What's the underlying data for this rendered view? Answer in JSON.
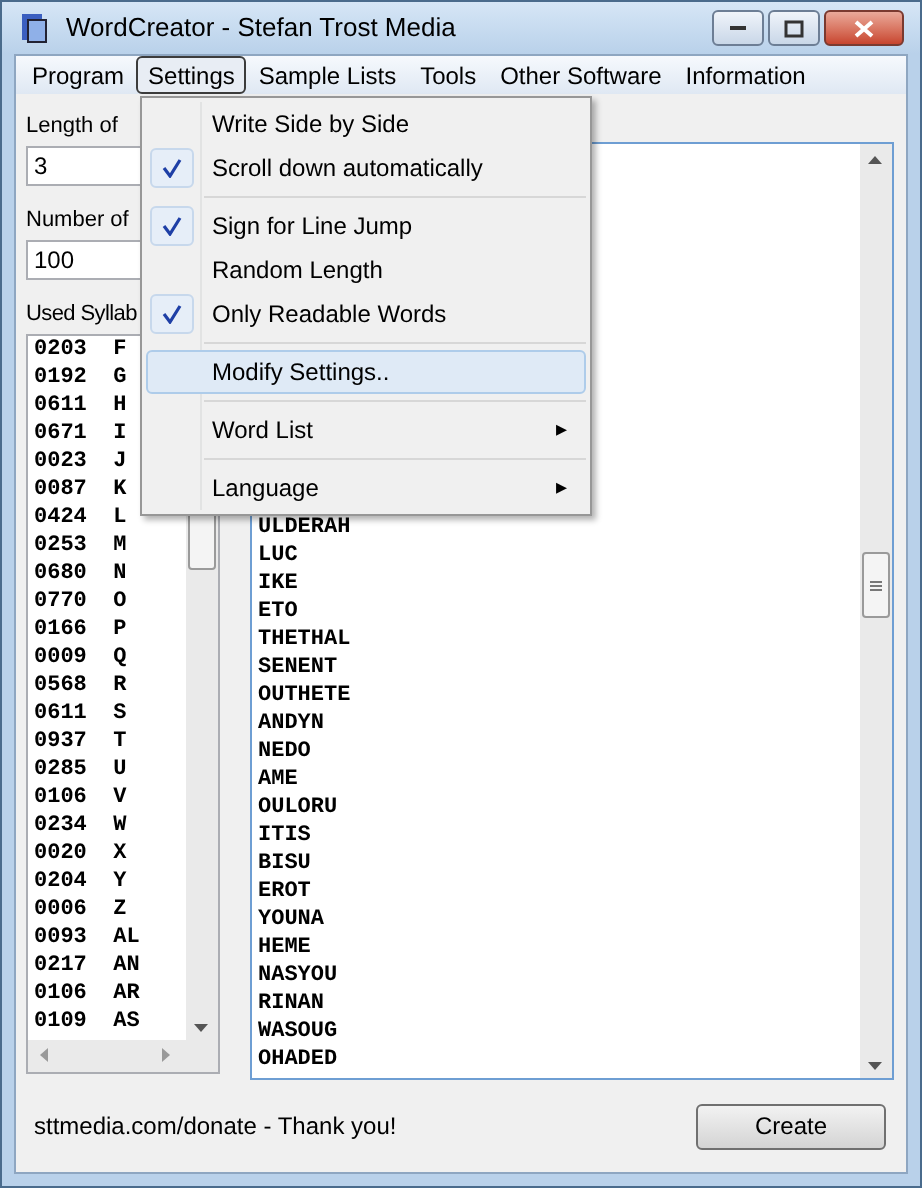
{
  "window": {
    "title": "WordCreator - Stefan Trost Media"
  },
  "menu_bar": [
    {
      "label": "Program",
      "selected": false
    },
    {
      "label": "Settings",
      "selected": true
    },
    {
      "label": "Sample Lists",
      "selected": false
    },
    {
      "label": "Tools",
      "selected": false
    },
    {
      "label": "Other Software",
      "selected": false
    },
    {
      "label": "Information",
      "selected": false
    }
  ],
  "settings_menu": [
    {
      "kind": "item",
      "label": "Write Side by Side",
      "checked": false,
      "selected": false
    },
    {
      "kind": "item",
      "label": "Scroll down automatically",
      "checked": true,
      "selected": false
    },
    {
      "kind": "separator"
    },
    {
      "kind": "item",
      "label": "Sign for Line Jump",
      "checked": true,
      "selected": false
    },
    {
      "kind": "item",
      "label": "Random Length",
      "checked": false,
      "selected": false
    },
    {
      "kind": "item",
      "label": "Only Readable Words",
      "checked": true,
      "selected": false
    },
    {
      "kind": "separator"
    },
    {
      "kind": "item",
      "label": "Modify Settings..",
      "checked": false,
      "selected": true
    },
    {
      "kind": "separator"
    },
    {
      "kind": "submenu",
      "label": "Word List",
      "arrow": "▸"
    },
    {
      "kind": "separator"
    },
    {
      "kind": "submenu",
      "label": "Language",
      "arrow": "▸"
    }
  ],
  "length_label": "Length of",
  "length_value": "3",
  "number_label": "Number of",
  "number_value": "100",
  "syllables_label": "Used Syllab",
  "syllables": [
    "0203  F",
    "0192  G",
    "0611  H",
    "0671  I",
    "0023  J",
    "0087  K",
    "0424  L",
    "0253  M",
    "0680  N",
    "0770  O",
    "0166  P",
    "0009  Q",
    "0568  R",
    "0611  S",
    "0937  T",
    "0285  U",
    "0106  V",
    "0234  W",
    "0020  X",
    "0204  Y",
    "0006  Z",
    "0093  AL",
    "0217  AN",
    "0106  AR",
    "0109  AS"
  ],
  "words": [
    "ULDERAH",
    "LUC",
    "IKE",
    "ETO",
    "THETHAL",
    "SENENT",
    "OUTHETE",
    "ANDYN",
    "NEDO",
    "AME",
    "OULORU",
    "ITIS",
    "BISU",
    "EROT",
    "YOUNA",
    "HEME",
    "NASYOU",
    "RINAN",
    "WASOUG",
    "OHADED"
  ],
  "status_text": "sttmedia.com/donate - Thank you!",
  "create_button": "Create"
}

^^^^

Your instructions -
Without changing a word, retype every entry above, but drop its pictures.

Solution for this exercise -
What's the underlying data for this rendered view? Answer in JSON.
{
  "window": {
    "title": "WordCreator - Stefan Trost Media"
  },
  "menu_bar": [
    {
      "label": "Program",
      "selected": false
    },
    {
      "label": "Settings",
      "selected": true
    },
    {
      "label": "Sample Lists",
      "selected": false
    },
    {
      "label": "Tools",
      "selected": false
    },
    {
      "label": "Other Software",
      "selected": false
    },
    {
      "label": "Information",
      "selected": false
    }
  ],
  "settings_menu": [
    {
      "kind": "item",
      "label": "Write Side by Side",
      "checked": false,
      "selected": false
    },
    {
      "kind": "item",
      "label": "Scroll down automatically",
      "checked": true,
      "selected": false
    },
    {
      "kind": "separator"
    },
    {
      "kind": "item",
      "label": "Sign for Line Jump",
      "checked": true,
      "selected": false
    },
    {
      "kind": "item",
      "label": "Random Length",
      "checked": false,
      "selected": false
    },
    {
      "kind": "item",
      "label": "Only Readable Words",
      "checked": true,
      "selected": false
    },
    {
      "kind": "separator"
    },
    {
      "kind": "item",
      "label": "Modify Settings..",
      "checked": false,
      "selected": true
    },
    {
      "kind": "separator"
    },
    {
      "kind": "submenu",
      "label": "Word List",
      "arrow": "▸"
    },
    {
      "kind": "separator"
    },
    {
      "kind": "submenu",
      "label": "Language",
      "arrow": "▸"
    }
  ],
  "length_label": "Length of",
  "length_value": "3",
  "number_label": "Number of",
  "number_value": "100",
  "syllables_label": "Used Syllab",
  "syllables": [
    "0203  F",
    "0192  G",
    "0611  H",
    "0671  I",
    "0023  J",
    "0087  K",
    "0424  L",
    "0253  M",
    "0680  N",
    "0770  O",
    "0166  P",
    "0009  Q",
    "0568  R",
    "0611  S",
    "0937  T",
    "0285  U",
    "0106  V",
    "0234  W",
    "0020  X",
    "0204  Y",
    "0006  Z",
    "0093  AL",
    "0217  AN",
    "0106  AR",
    "0109  AS"
  ],
  "words": [
    "ULDERAH",
    "LUC",
    "IKE",
    "ETO",
    "THETHAL",
    "SENENT",
    "OUTHETE",
    "ANDYN",
    "NEDO",
    "AME",
    "OULORU",
    "ITIS",
    "BISU",
    "EROT",
    "YOUNA",
    "HEME",
    "NASYOU",
    "RINAN",
    "WASOUG",
    "OHADED"
  ],
  "status_text": "sttmedia.com/donate - Thank you!",
  "create_button": "Create"
}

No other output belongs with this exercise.